Aim of the task – Whenever "Ealing" occurs in a line of the material, list that line.

Records for this task –
····················

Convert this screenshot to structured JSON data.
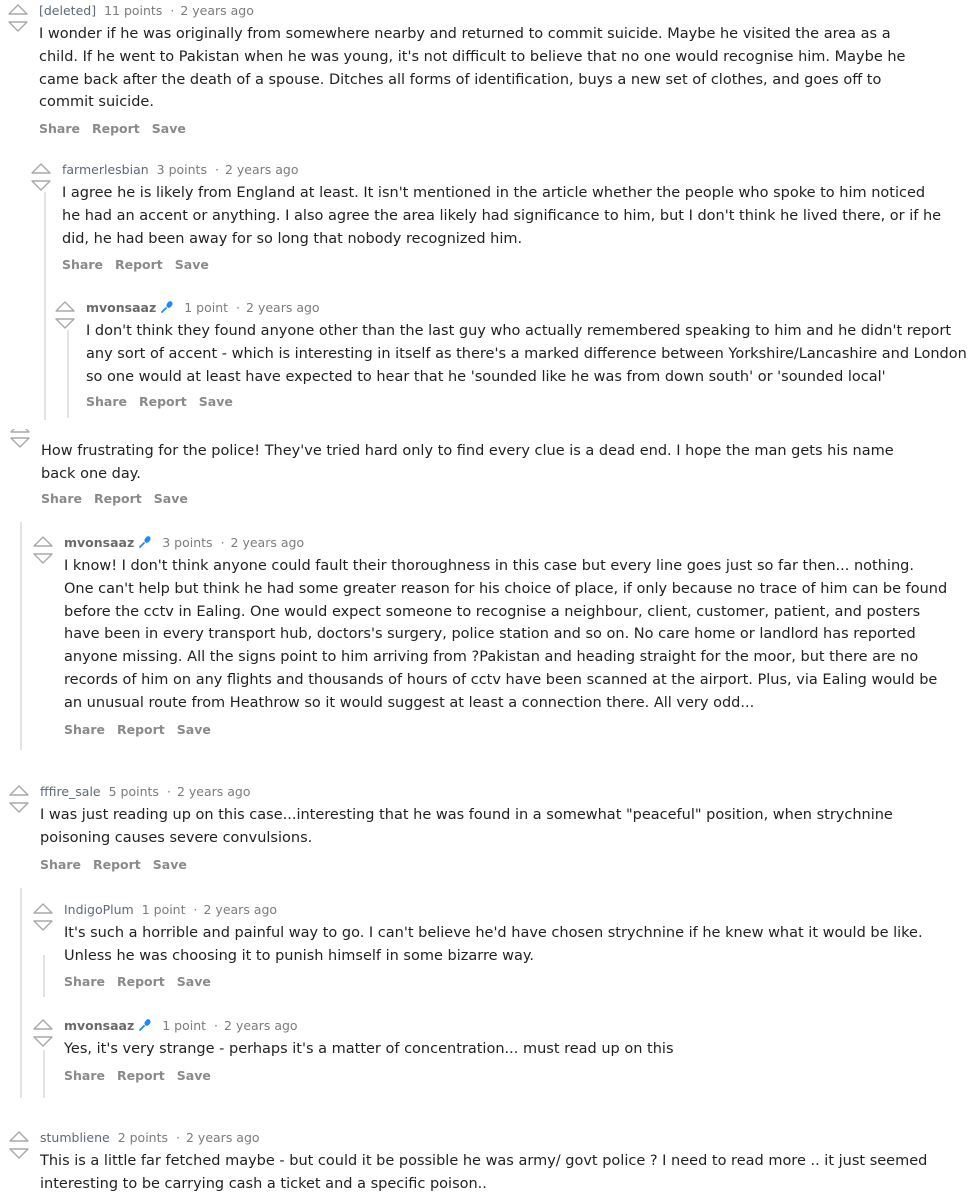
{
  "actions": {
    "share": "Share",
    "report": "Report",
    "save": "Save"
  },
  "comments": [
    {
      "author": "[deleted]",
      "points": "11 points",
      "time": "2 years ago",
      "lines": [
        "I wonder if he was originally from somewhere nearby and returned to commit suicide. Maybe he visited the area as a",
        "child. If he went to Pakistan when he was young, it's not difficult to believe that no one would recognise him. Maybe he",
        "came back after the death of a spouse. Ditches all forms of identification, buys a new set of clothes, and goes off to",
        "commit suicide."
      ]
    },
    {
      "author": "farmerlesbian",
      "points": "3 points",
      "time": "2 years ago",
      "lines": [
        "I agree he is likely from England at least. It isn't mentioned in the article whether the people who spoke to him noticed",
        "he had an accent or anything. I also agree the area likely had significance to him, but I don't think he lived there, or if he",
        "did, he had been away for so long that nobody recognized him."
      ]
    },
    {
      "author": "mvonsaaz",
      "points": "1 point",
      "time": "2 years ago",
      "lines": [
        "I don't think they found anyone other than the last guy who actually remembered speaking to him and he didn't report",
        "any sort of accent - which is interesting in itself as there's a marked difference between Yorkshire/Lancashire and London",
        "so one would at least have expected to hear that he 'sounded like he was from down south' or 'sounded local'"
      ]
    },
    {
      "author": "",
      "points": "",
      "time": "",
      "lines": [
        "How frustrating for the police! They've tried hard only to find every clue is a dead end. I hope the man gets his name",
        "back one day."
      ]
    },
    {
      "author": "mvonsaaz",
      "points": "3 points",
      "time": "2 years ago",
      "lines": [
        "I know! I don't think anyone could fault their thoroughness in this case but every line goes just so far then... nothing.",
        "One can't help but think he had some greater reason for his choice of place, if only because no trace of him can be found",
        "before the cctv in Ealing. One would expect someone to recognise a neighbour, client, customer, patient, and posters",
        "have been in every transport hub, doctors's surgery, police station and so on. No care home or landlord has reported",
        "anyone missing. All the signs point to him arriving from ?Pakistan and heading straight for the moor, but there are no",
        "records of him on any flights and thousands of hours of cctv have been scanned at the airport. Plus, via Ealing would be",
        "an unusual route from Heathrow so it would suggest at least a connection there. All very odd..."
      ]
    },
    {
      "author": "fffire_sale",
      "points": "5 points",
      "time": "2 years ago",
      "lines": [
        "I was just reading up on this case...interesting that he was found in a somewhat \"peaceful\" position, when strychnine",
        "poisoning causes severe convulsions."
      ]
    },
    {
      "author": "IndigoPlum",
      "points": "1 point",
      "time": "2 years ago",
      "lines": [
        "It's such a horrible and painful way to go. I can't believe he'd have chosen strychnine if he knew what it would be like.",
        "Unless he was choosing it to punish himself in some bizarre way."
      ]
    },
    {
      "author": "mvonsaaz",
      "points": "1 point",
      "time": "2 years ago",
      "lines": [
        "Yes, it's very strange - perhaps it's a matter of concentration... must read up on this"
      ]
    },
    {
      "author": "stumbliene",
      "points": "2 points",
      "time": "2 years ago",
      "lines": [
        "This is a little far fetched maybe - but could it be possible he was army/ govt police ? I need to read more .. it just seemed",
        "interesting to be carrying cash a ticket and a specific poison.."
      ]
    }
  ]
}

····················

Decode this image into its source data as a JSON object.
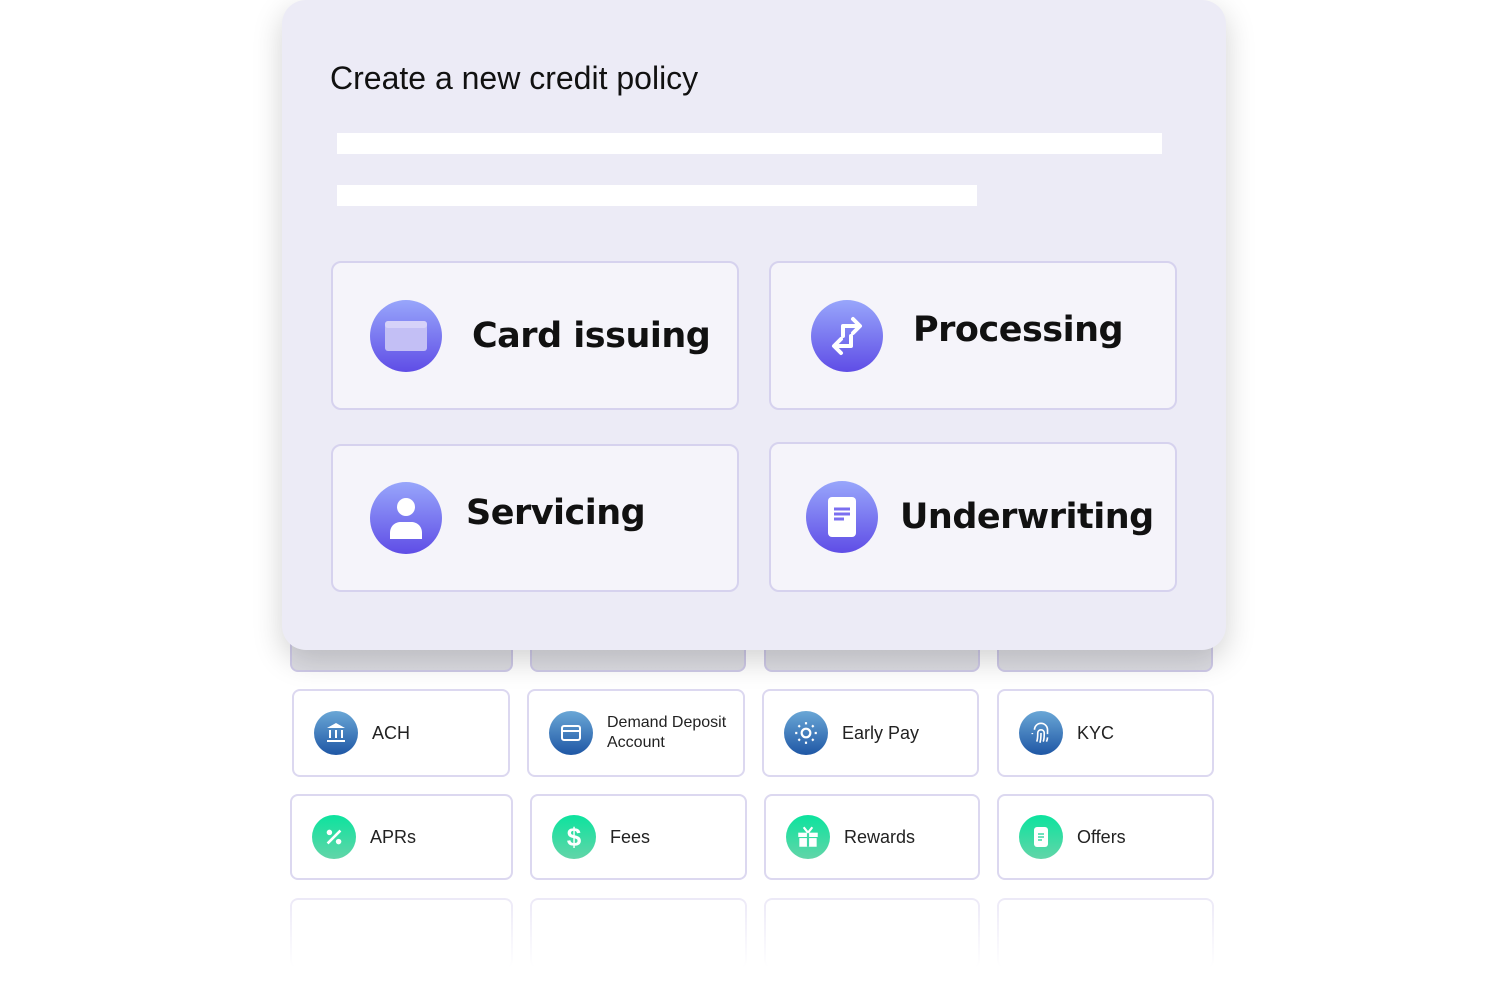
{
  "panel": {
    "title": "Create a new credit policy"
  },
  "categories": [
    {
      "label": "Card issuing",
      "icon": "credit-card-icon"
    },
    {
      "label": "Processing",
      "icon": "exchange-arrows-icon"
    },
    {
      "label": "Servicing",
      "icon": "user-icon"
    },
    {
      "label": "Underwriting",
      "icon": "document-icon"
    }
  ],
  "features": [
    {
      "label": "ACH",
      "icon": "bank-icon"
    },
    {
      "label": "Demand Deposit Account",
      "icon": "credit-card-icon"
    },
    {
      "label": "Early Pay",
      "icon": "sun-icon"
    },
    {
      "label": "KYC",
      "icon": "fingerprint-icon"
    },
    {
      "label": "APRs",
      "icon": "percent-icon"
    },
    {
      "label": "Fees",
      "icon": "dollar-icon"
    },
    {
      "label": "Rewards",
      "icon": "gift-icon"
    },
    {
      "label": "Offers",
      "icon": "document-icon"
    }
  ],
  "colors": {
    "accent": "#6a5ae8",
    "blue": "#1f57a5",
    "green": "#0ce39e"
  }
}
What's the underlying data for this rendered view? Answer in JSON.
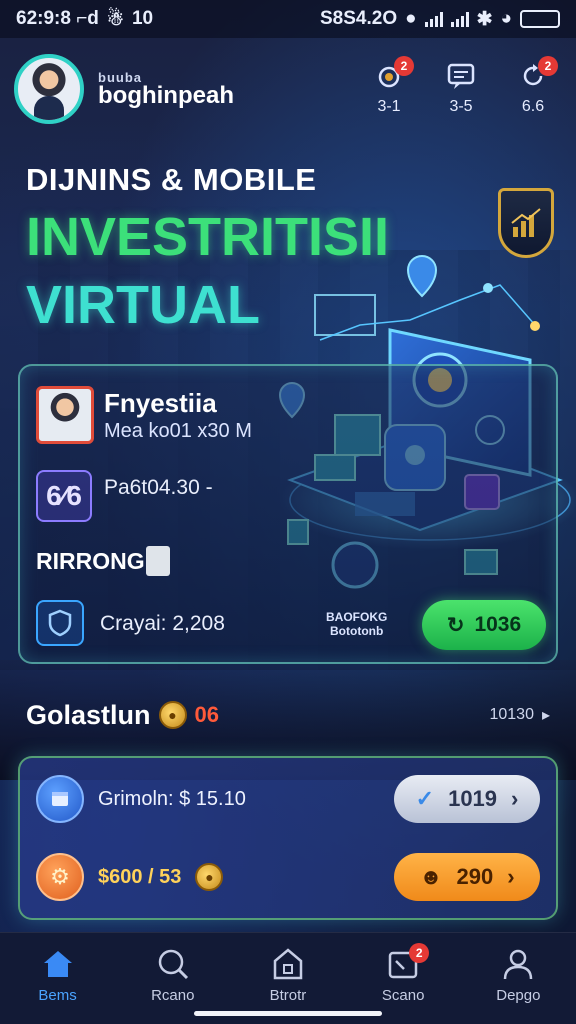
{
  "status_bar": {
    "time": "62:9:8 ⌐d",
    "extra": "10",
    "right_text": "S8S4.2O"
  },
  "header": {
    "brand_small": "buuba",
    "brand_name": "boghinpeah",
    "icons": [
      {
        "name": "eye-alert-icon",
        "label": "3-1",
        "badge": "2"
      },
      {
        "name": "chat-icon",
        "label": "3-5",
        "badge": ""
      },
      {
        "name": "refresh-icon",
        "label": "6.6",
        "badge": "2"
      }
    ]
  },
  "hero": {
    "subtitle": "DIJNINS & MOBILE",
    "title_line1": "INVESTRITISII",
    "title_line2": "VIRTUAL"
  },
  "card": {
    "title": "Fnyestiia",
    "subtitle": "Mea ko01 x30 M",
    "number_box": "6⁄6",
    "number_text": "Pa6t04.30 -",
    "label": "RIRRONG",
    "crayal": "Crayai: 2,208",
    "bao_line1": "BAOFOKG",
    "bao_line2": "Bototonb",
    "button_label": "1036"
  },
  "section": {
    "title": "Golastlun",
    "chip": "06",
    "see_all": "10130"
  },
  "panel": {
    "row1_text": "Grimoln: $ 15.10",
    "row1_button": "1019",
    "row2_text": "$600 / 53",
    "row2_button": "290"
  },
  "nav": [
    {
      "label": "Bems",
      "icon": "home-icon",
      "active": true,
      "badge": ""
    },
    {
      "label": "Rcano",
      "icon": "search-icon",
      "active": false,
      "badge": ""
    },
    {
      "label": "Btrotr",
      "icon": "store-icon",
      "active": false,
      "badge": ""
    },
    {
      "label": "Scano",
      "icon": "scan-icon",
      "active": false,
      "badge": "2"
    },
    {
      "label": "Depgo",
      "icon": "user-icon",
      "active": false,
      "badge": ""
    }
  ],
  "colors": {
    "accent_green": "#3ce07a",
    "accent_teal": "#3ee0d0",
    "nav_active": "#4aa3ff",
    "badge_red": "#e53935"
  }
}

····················

Solved exercise –
        "before the cctv in Ealing. One would expect someone to recognise a neighbour, client, customer, patient, and posters",
        "records of him on any flights and thousands of hours of cctv have been scanned at the airport. Plus, via Ealing would be",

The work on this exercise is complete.